Saudi Arabia, which is leading an Arab military coalition in Yemen in support of government forces against Iran-backed rebels, has been targeted by missiles fired across the border. Many are shorter range, hitting areas near the border, but the Houthis have increasingly launched longer range ballistic missiles, including several targeting Riyadh that were shot down.
UN experts in January reported they had “identified missile remnants” and other military equipment brought into Yemen of Iranian origin that violated an arms embargo.
Britain drafted a UN Security Council resolution last month on renewing an arms embargo on Yemen that would have put pressure on Iran over the supply of missiles to the Houthis. The council eventually adopted a resolution that failed to condemn Tehran after Russia vetoed the British version, drawing an angry reaction from the US and London.

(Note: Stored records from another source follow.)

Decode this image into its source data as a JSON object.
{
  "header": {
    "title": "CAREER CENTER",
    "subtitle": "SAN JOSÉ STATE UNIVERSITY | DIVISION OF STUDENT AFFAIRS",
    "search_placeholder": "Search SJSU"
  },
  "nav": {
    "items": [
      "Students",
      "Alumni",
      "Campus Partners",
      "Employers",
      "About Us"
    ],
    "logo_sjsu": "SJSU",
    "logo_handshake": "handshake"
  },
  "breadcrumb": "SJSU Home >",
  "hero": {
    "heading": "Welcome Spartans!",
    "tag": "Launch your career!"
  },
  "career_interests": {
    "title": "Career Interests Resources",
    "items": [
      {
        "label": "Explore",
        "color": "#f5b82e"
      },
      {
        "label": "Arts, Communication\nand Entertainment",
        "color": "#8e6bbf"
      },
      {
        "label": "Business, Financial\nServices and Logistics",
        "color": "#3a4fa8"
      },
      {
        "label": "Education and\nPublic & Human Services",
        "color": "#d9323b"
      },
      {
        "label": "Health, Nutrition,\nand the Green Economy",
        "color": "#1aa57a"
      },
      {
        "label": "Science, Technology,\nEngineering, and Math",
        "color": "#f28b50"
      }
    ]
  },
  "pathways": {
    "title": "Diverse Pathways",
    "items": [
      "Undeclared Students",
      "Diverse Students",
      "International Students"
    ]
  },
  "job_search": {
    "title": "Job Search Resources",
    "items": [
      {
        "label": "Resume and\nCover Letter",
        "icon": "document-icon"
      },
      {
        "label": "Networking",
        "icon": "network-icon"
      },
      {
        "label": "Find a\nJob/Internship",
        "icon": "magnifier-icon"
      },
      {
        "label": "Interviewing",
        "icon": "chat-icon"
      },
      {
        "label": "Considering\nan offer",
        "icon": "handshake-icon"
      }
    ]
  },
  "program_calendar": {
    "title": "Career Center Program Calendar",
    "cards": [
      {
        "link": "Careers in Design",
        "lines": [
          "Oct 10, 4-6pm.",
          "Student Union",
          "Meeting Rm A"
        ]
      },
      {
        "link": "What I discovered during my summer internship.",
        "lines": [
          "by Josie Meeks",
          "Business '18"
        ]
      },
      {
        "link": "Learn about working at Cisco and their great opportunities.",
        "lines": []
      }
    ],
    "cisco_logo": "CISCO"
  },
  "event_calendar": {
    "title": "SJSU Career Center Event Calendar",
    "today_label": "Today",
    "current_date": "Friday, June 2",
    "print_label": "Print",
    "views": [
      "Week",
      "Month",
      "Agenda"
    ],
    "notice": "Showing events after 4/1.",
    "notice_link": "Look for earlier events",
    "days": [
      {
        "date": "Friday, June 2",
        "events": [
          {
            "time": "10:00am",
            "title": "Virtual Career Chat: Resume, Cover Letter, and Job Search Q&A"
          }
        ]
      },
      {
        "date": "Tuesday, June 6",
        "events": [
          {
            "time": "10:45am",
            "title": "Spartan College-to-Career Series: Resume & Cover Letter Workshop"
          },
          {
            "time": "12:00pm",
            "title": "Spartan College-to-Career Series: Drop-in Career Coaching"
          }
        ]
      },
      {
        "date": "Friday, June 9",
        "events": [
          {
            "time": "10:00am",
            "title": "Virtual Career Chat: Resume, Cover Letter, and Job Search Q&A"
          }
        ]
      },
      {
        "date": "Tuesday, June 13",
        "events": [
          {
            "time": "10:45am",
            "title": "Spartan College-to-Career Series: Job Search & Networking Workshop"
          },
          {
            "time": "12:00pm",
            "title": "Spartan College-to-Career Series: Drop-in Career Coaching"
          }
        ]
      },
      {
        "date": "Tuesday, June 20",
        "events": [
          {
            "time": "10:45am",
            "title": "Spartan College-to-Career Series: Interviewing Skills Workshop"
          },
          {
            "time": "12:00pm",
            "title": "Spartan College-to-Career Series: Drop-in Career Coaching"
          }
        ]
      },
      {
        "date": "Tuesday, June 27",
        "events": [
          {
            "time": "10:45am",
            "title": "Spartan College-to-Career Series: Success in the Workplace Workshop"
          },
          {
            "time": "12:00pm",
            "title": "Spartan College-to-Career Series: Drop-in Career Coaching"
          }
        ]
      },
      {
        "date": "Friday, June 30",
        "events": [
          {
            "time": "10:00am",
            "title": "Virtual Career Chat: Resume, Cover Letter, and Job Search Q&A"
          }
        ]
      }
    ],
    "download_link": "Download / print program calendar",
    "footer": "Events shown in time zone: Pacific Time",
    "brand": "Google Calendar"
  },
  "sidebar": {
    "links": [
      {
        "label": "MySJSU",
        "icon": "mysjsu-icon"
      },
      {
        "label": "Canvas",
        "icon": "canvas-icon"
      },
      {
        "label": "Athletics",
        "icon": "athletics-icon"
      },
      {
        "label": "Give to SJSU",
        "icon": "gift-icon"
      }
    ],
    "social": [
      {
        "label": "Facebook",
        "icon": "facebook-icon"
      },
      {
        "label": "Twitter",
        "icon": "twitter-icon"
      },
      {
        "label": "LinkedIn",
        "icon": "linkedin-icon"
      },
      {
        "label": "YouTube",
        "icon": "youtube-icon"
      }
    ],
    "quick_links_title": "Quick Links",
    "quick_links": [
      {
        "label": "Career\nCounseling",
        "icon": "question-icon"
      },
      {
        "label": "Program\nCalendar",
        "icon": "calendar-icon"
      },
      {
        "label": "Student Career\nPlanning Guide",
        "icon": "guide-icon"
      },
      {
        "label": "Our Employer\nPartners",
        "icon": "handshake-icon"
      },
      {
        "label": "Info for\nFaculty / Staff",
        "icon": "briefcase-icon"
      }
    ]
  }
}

In the interview published as Crown Prince Mohammed bin Salman started his three-day visit to the UK, Johnson said he agreed with Arab states’ concerns over Iran’s role in the region. “We want to see Iran’s role in Yemen constrained,” he said.
Johnson said Britain understands the legitimate government of President Abed Rabbo Mansour Hadi was removed and there’s a UN resolution calling for him to be restored and that the Arab coalition is seeking to achieve that.
But he added that it was going to be difficult to get an exclusively military solution and that there needs to be political progress.
Prince Mohammed’s visit is expected to include discussions on security and the conflicts playing out in the Middle East.
Johnson described the situation in Syria as a “major tragedy” and said he agreed with Saudi Arabia on the need to relaunch negotiations in Geneva to start a political process.
He condemned the regime bombardment of Eastern Ghouta that has killed hundreds in the past two weeks and that the regime should be held accountable for its “disgusting” chemical attacks.
Johnson also said the raft of reforms launched in Saudi Arabia encouraged the UK to bolster cooperation with the kingdom.
He praised the Crown Prince for shifting Saudi Arabia away from its dependence on oil, adding that this opened up possibilities for partnership in cultural, health, transportation, technology, education and political fields.